Loss hurts. Neglect and abuse cut deep. Early childhood trauma leaves lasting scars. Whether the baby in the womb adopted at birth, the 3-year-old being raised by grandparents, or the teenager in foster care, all children who have been separated from birth parents have experienced some level of trauma. As a result, these kids often face emotional, social, behavioral, spiritual, and academic challenges that easily confuse and overwhelm caregivers.
Trauma & ACE's
Research on childhood trauma yields two conclusions: 1) Trauma is prevalent—more than half of Americans report having at least one adverse childhood experience (ACE);¹ and, 2) exposure to trauma at any point in life can limit human potential, compromise the quality of life, create health problems, and shorten life expectancy.
The connection between ACEs and trauma is well documented. As a result, interest in trauma-informed care for families of vulnerable children has grown substantially. Such approaches are characterized by integrating an understanding of trauma throughout a program or organization to enhance the quality, effectiveness, and delivery of services provided.
From Trauma-Informed to Trauma-Responsive Care
To address ACEs and the resulting trauma, practitioners must be trauma-informed. But a more significant level of trauma responsiveness is required to holistically meet the needs of individuals who have experienced adversity. ¹ The distinction between being-trauma-informed and trauma-responsive is important:
Trauma-informed care recognizes the presence of trauma symptoms and, when creating a family treatment plan, acknowledges the connection between trauma, behaviors, and family interactions.
Trauma-responsive care is the application of being trauma-informed. This “next step” of the treatment process is delivered according to the unique needs of the person who has experienced trauma, as well as the caregivers and family unit.
Implementation is the difference between trauma-informed care and trauma-responsive care. Before operating a piece of machinery, did you read the manual? Are you briefed on all risks and safety measures? If so, then you are informed. When you operate that machinery, are you adhering to all procedures and safety measures you have learned? If a part of the machinery isn’t working as expected, are you using the manual to troubleshoot? You are only being responsive with the application of knowledge.
How Does Chosen Implement Trauma Responsive Care?
At the forefront of trauma-responsive care since 2016, Chosen’s care staff is comprised of trauma-informed care managers who deliver services in a trauma-responsive format to the families we serve. Informed principles are the basis for our responsive practices. Our life-on-life approach is characterized by tailored, compassionate care as we walk alongside families on their journey toward healing. Our care team looks at every component of program delivery, including:

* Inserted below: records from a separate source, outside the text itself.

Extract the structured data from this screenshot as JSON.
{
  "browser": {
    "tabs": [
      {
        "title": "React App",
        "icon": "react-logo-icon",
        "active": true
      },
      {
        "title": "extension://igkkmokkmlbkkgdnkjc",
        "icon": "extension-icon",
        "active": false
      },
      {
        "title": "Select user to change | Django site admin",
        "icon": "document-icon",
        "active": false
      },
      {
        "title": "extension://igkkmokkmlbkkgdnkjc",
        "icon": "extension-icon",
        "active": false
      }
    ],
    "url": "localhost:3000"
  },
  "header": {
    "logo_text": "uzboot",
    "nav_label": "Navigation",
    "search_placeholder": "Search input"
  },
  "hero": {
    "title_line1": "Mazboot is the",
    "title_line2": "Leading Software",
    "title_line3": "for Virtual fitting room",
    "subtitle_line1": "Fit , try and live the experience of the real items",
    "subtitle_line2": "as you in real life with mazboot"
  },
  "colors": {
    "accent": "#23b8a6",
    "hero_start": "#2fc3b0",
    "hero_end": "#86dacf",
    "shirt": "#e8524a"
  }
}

- Therapeutic Resources
- Crisis Support
- Individualized Parent Coaching
- Method of Delivery
- The way our Values are Communicated
- Trauma Education
- Clinical Assessments
- Personalized Case Management
- Language Choice
Our Chosen care managers customize every Weekly Action Plan and Trauma-Informed Action Plan® (TAP®) to the unique needs of families. These plans are based on pre-service clinical assessments, along with conversations that occur during parent coaching sessions.
Additionally, our use of dosing, which gives families control over the duration and frequency of their services, allows us to respond appropriately to their needs. Perhaps most importantly, our development of deep, authentic relationships with our families facilitates our trauma-responsive services.
For our Chosen families, accountability is an aspect of trauma-responsiveness. Our care managers hold parents accountable to their TAP®. We give families actionable tasks, then ensure follow-through by asking directly about their tasks during subsequent care sessions. Often, clients tell us they complete their tasks because they know their care manager will ask about it each week. Acting on information is what moves families from trauma-informed to trauma-responsive.
If you know a family who has been touched by the child welfare system, and is in need of care that is tailored to their needs, share Chosen with them today.
¹ Bynum, L., et al. (2010). Adverse childhood experiences reported by adults — five states, 2009. Morbidity and Mortality Weekly Report, 59(49), 1609-1613.
¹ Hughes, K., Bellis, M. A., Hardcastle, K. A., Sethi, D., Butchart, A., Mikton, C., … & Dunne, M. P. (2017). The effect of multiple adverse childhood experiences on health: A systematic review and meta-analysis. The Lancet Public Health, 2(8), e356-e366.
¹ Bloom, S. L. (2016). Advancing a national cradle-to-grave-to-cradle public health agenda, Journal of Trauma & Dissociation, 17(4), 383–396. doi.org/10.1080/15299732.2016 .1164025